In my last blog we talked about the Termination Checklist and how it’s important to ensure there are no loose ends when an employee
terminates voluntarily or is fired. It’s also important to know, when issuing the final paycheck, what you can and cannot deduct from it.
In California, an employer can only make deductions from an employee’s final paycheck that are:
- required under federal or California law, such as income taxes and social security tax
- authorized by the employee, such as premiums for a health or pension plan, or
- authorized by the terms of a collective bargaining agreement.
No other deductions are allowed. You may not deduct from an employee’s final check any amount still owed on a debt, even though the indebtedness is contained in a written agreement to pay the full amount of the debt on demand, at termination or otherwise.
Likewise, if you advanced an employee vacation and they quit or are terminated before the advanced vacation is earned back, you cannot deduct the amount from the employee’s final paycheck.
In both these cases you will have to pursue other avenues to recoup the amount owed.

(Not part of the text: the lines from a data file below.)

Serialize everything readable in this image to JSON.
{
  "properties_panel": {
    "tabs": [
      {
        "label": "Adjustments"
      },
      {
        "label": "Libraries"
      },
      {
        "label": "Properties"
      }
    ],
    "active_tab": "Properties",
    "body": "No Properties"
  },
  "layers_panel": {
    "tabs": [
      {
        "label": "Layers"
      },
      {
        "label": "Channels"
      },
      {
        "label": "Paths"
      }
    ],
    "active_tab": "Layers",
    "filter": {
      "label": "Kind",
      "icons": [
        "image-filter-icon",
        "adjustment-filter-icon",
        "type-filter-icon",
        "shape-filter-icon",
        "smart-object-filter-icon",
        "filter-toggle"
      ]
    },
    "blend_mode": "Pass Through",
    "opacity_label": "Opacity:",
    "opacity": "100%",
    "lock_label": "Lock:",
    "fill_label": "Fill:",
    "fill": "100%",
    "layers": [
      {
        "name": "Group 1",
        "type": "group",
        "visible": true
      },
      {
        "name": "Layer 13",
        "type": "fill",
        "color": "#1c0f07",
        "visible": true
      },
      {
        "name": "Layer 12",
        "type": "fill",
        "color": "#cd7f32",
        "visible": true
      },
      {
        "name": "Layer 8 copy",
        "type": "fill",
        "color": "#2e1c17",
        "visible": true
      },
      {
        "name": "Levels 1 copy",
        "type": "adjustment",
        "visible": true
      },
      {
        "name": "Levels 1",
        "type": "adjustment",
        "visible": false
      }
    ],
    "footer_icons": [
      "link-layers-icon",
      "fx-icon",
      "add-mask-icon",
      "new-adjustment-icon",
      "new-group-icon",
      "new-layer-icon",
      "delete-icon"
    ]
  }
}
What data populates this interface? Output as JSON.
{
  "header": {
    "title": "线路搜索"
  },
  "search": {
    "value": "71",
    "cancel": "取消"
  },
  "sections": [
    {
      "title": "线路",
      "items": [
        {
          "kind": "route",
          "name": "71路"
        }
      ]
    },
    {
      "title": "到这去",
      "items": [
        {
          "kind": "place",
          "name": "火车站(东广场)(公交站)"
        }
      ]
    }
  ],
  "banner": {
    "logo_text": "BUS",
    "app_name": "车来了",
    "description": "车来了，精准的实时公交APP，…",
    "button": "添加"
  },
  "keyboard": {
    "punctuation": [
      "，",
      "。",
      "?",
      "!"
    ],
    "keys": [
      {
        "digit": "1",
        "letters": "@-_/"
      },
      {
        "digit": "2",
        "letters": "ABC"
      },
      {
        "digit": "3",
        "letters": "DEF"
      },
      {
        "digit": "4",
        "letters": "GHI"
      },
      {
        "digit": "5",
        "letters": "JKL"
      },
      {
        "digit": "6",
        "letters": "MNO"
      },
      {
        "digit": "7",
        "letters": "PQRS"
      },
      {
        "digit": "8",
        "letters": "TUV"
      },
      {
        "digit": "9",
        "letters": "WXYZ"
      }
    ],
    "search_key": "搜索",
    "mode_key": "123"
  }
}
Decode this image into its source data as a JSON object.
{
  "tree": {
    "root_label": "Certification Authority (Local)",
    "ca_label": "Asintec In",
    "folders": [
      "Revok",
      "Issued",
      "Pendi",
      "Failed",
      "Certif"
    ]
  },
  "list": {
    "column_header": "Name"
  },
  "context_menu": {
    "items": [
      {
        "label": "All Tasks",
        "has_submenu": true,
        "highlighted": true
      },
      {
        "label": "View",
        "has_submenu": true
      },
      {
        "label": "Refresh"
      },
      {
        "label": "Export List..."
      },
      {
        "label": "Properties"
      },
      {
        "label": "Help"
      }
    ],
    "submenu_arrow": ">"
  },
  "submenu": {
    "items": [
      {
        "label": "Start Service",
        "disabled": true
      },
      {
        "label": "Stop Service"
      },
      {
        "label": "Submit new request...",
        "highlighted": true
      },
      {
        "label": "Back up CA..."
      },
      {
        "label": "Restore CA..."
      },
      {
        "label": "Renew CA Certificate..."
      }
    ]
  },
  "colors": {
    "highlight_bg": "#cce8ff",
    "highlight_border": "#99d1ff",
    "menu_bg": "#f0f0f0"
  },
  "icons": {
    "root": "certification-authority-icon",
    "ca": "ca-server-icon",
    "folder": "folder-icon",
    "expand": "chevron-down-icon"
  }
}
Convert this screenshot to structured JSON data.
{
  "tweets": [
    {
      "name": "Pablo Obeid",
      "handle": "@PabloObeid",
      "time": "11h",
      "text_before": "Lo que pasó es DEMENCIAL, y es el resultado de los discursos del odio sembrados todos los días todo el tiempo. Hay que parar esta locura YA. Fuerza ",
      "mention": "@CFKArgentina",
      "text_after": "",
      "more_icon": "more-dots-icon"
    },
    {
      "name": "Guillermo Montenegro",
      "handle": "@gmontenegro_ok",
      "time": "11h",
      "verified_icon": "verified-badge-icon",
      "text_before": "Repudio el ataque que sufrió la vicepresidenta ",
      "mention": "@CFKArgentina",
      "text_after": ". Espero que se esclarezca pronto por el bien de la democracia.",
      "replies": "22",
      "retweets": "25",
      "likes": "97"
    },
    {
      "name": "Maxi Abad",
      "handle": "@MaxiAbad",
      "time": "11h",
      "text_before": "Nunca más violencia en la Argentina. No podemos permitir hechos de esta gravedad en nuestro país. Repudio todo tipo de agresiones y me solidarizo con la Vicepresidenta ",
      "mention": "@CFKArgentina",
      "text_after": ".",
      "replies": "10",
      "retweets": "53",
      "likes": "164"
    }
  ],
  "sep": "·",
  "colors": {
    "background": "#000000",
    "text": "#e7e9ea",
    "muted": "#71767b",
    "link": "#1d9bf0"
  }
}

Again, be sure that you issue the employee’s final check promptly. If the employee voluntarily terminates and gives at least 72 hours notice, you must issue the final paycheck on the employee’s last day of work. If you terminate an employee you must issue the final paycheck immediately upon termination.